BEGIN
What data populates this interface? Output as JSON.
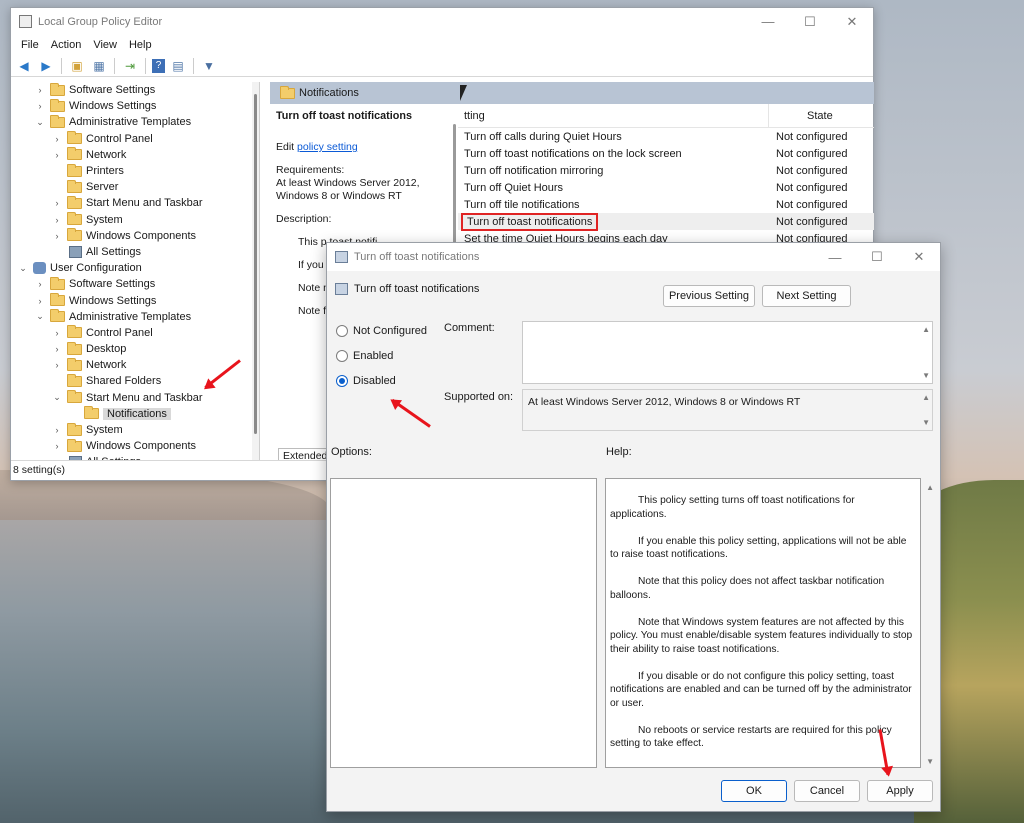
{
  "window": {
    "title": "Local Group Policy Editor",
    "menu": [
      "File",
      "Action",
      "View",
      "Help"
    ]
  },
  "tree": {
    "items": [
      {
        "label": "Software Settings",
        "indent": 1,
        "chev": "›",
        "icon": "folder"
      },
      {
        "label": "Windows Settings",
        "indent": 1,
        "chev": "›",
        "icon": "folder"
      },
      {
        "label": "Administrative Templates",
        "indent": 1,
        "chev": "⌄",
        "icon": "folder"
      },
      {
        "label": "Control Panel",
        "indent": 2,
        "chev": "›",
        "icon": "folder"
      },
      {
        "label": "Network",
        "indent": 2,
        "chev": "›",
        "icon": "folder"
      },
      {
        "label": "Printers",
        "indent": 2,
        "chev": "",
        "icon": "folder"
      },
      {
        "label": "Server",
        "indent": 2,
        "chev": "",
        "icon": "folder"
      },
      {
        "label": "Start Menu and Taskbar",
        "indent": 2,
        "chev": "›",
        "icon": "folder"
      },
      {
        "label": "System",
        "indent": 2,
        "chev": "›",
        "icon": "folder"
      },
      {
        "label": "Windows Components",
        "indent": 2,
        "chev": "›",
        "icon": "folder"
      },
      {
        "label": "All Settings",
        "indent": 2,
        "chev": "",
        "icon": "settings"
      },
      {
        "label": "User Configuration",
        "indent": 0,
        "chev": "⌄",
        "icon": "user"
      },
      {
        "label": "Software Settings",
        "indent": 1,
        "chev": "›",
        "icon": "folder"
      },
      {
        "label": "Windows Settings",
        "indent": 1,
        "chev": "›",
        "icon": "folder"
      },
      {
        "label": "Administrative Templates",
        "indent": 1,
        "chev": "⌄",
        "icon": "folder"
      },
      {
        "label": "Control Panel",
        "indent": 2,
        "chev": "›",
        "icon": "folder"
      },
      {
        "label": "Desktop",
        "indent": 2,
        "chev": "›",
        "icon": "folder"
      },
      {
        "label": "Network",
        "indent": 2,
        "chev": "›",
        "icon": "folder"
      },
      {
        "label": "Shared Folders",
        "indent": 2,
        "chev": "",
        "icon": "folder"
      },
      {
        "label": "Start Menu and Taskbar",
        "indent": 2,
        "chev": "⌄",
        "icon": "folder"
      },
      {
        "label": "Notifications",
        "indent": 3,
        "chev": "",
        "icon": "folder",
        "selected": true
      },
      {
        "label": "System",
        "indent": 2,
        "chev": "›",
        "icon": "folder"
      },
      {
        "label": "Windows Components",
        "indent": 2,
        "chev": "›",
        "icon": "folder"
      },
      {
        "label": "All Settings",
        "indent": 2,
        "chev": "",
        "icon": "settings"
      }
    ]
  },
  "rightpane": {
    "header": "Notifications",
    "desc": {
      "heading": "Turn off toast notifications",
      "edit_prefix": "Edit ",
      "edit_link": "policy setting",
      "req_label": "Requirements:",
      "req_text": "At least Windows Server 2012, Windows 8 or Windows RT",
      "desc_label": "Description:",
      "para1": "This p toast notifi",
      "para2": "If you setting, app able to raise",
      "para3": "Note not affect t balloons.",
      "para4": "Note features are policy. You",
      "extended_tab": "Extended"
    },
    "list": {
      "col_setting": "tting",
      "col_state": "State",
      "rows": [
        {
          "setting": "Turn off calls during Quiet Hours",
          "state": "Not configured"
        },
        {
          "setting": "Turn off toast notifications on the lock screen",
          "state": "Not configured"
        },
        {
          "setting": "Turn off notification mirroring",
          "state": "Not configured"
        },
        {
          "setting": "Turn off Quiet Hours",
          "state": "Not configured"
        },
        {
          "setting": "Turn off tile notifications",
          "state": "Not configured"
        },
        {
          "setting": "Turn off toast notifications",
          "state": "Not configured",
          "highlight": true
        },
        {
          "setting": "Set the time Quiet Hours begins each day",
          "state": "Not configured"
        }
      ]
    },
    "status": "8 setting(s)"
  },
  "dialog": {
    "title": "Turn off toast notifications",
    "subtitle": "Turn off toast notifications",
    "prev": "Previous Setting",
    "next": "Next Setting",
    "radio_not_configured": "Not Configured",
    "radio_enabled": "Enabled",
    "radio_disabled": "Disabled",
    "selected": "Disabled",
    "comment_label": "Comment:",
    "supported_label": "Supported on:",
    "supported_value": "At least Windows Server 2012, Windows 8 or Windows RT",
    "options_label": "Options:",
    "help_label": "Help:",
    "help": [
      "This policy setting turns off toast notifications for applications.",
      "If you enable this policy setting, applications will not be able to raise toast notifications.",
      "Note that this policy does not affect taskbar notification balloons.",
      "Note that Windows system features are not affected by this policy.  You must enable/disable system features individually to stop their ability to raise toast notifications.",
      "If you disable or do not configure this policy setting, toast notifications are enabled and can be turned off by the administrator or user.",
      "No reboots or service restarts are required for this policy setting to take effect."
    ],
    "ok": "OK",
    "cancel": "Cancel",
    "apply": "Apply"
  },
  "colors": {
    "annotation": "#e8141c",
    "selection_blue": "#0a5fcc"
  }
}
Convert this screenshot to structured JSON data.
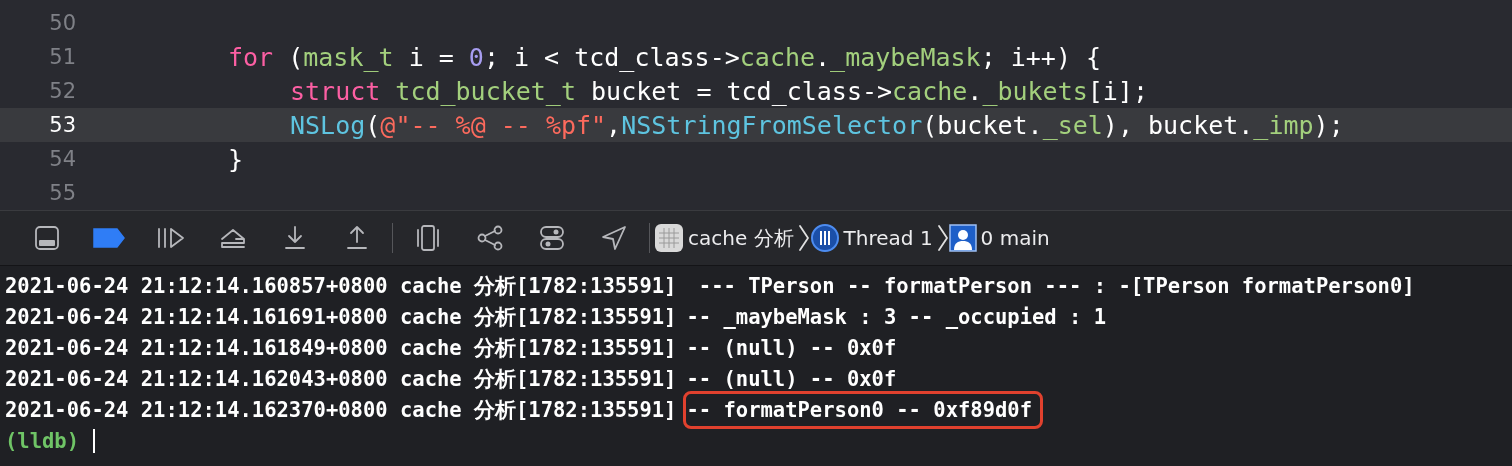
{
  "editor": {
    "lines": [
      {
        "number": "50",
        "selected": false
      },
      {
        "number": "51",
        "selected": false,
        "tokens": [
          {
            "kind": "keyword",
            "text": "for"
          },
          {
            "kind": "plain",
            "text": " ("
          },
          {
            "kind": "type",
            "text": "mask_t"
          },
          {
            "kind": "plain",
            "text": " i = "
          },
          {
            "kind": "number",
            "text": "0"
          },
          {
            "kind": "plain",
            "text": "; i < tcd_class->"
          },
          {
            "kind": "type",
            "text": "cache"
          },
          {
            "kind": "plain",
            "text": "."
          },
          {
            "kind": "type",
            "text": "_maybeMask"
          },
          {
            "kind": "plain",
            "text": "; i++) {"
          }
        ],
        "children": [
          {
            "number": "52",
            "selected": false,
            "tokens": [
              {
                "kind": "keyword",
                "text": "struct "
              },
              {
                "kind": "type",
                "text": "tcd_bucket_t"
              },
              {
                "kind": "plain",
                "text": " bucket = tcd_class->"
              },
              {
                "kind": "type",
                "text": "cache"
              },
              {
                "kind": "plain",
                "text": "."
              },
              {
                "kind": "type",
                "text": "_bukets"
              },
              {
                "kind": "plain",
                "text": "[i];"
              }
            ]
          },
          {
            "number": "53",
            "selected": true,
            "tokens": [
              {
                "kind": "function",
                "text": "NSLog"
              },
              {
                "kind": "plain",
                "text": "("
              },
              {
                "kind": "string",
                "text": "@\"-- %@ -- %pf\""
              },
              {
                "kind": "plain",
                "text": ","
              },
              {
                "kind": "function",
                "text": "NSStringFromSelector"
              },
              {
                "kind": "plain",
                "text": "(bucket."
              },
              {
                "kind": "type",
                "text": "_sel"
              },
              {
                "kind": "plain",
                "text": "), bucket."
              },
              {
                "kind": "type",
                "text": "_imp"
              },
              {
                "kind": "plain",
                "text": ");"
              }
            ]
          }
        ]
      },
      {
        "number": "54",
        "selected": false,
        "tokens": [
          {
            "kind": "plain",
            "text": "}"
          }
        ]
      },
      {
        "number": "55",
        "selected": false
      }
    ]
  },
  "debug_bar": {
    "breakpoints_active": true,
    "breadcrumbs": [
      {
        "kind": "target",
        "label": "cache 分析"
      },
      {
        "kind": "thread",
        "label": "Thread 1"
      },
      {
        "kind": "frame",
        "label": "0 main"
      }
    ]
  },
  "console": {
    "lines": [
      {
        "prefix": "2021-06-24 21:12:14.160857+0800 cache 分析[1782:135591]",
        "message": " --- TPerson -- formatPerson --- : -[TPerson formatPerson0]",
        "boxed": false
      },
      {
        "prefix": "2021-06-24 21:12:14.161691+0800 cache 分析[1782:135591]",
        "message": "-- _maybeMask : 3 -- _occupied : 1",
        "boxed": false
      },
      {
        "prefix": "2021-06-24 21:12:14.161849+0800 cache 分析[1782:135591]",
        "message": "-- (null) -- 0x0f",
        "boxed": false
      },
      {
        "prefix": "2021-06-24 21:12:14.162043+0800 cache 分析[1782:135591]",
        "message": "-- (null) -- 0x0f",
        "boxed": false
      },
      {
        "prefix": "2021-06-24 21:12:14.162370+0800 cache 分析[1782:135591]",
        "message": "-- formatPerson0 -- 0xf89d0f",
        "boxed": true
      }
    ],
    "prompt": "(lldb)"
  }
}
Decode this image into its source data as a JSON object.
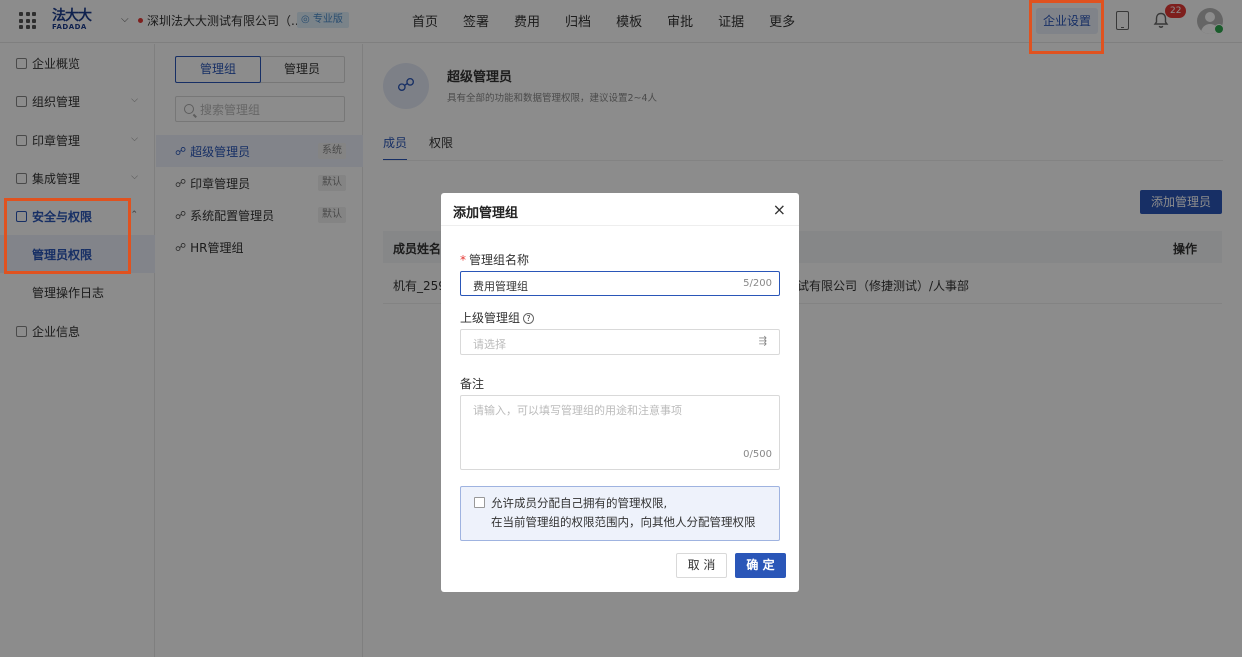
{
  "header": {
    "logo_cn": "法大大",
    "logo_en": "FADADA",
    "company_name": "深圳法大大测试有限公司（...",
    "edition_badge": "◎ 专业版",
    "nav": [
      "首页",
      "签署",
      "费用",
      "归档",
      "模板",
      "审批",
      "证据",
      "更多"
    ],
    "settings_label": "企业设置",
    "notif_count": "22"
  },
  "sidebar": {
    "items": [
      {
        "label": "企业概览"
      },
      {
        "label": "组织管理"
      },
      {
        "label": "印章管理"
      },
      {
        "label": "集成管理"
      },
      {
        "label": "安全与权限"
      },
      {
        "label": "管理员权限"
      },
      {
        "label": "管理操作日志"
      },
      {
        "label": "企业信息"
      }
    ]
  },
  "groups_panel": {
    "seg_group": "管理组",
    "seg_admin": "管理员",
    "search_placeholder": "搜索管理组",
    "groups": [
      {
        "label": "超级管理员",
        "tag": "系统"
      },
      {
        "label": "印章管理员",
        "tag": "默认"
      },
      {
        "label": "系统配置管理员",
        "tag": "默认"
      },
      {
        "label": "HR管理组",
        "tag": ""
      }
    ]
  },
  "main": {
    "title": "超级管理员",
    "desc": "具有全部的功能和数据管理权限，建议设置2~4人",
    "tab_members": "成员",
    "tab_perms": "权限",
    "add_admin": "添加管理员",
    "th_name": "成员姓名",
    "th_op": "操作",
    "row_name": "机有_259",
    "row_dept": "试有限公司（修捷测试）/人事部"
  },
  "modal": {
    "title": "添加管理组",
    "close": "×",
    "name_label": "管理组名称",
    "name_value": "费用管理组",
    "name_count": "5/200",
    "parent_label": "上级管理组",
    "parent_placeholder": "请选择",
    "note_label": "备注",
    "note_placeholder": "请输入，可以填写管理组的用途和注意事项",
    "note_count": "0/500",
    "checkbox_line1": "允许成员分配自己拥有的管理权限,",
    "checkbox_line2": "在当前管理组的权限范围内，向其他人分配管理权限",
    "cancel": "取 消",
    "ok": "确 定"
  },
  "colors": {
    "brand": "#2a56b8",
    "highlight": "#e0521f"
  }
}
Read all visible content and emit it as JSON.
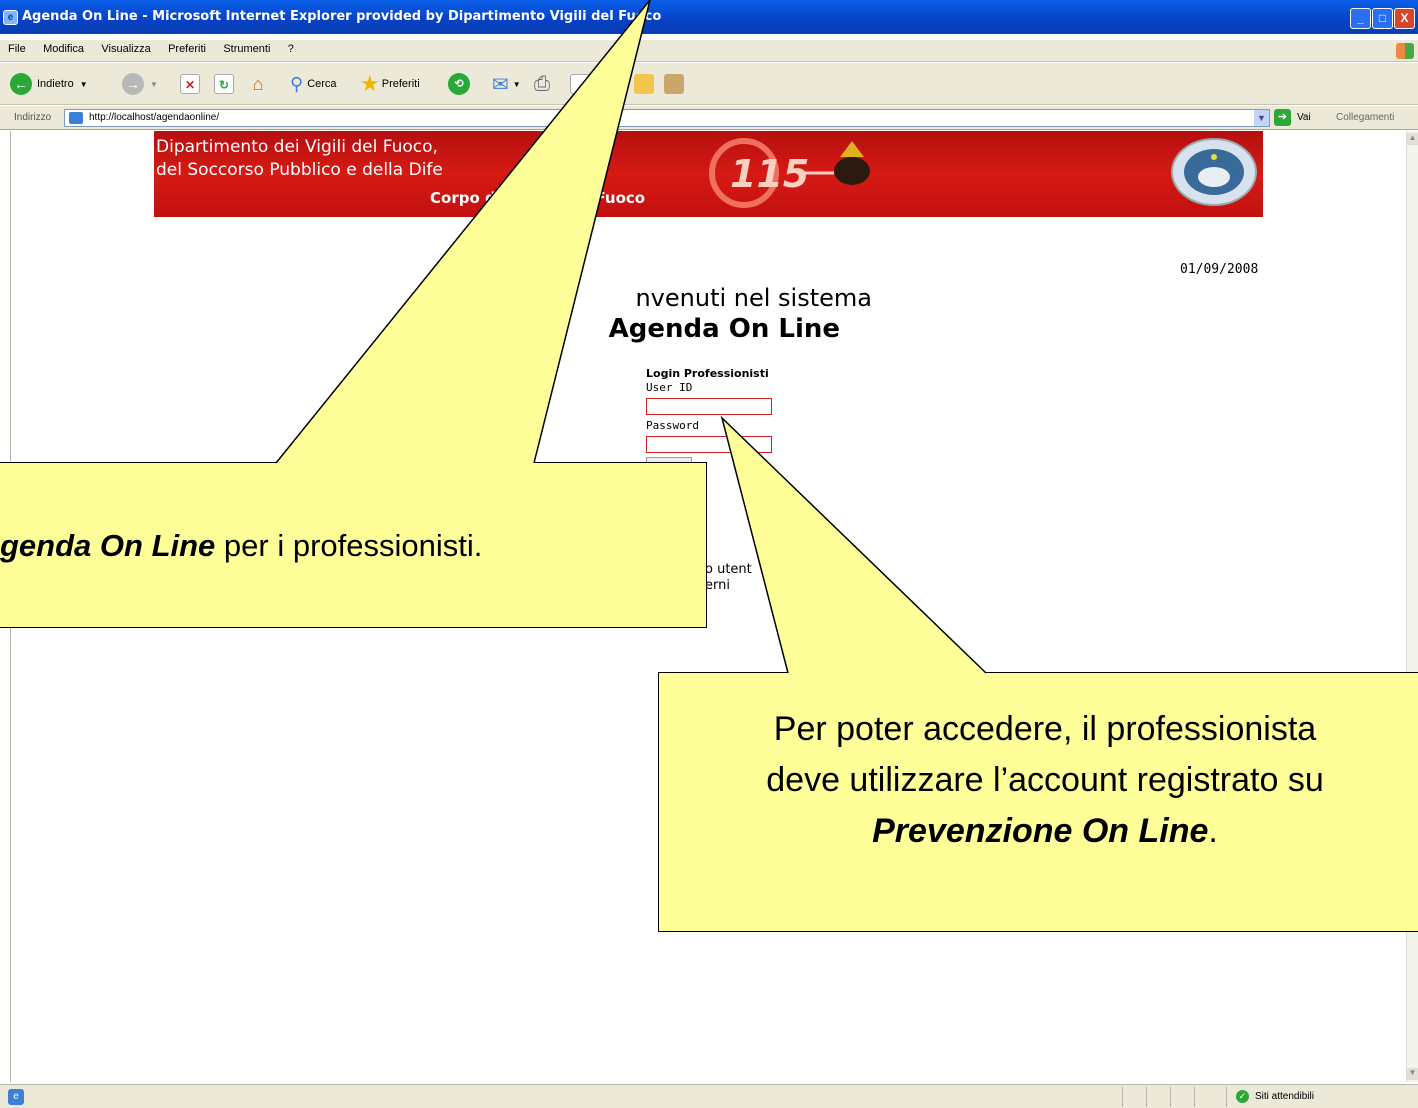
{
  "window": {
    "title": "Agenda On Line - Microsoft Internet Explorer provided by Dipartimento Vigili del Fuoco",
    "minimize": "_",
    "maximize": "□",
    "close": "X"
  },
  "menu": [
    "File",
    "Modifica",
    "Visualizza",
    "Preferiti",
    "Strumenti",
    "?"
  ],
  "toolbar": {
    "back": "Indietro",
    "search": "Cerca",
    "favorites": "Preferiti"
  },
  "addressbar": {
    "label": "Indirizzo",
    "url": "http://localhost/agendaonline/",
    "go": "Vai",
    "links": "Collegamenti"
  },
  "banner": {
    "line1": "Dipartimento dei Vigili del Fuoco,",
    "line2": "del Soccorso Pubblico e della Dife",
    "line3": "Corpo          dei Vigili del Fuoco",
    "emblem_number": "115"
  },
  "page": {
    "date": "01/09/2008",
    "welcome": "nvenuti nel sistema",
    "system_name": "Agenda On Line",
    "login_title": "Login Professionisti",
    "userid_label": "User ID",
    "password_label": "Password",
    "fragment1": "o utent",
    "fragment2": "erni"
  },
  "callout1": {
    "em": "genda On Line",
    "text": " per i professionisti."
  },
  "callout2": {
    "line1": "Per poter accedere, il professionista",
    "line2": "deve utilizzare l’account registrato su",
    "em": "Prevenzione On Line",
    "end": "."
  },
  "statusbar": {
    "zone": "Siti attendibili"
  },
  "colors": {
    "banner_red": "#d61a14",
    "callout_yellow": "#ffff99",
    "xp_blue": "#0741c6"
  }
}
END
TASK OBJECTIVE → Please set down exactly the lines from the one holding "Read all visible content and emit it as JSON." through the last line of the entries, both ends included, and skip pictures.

TASK ANSWER →
Read all visible content and emit it as JSON.
{
  "window": {
    "title": "Agenda On Line - Microsoft Internet Explorer provided by Dipartimento Vigili del Fuoco",
    "minimize": "_",
    "maximize": "□",
    "close": "X"
  },
  "menu": [
    "File",
    "Modifica",
    "Visualizza",
    "Preferiti",
    "Strumenti",
    "?"
  ],
  "toolbar": {
    "back": "Indietro",
    "search": "Cerca",
    "favorites": "Preferiti"
  },
  "addressbar": {
    "label": "Indirizzo",
    "url": "http://localhost/agendaonline/",
    "go": "Vai",
    "links": "Collegamenti"
  },
  "banner": {
    "line1": "Dipartimento dei Vigili del Fuoco,",
    "line2": "del Soccorso Pubblico e della Dife",
    "line3": "Corpo          dei Vigili del Fuoco",
    "emblem_number": "115"
  },
  "page": {
    "date": "01/09/2008",
    "welcome": "nvenuti nel sistema",
    "system_name": "Agenda On Line",
    "login_title": "Login Professionisti",
    "userid_label": "User ID",
    "password_label": "Password",
    "fragment1": "o utent",
    "fragment2": "erni"
  },
  "callout1": {
    "em": "genda On Line",
    "text": " per i professionisti."
  },
  "callout2": {
    "line1": "Per poter accedere, il professionista",
    "line2": "deve utilizzare l’account registrato su",
    "em": "Prevenzione On Line",
    "end": "."
  },
  "statusbar": {
    "zone": "Siti attendibili"
  },
  "colors": {
    "banner_red": "#d61a14",
    "callout_yellow": "#ffff99",
    "xp_blue": "#0741c6"
  }
}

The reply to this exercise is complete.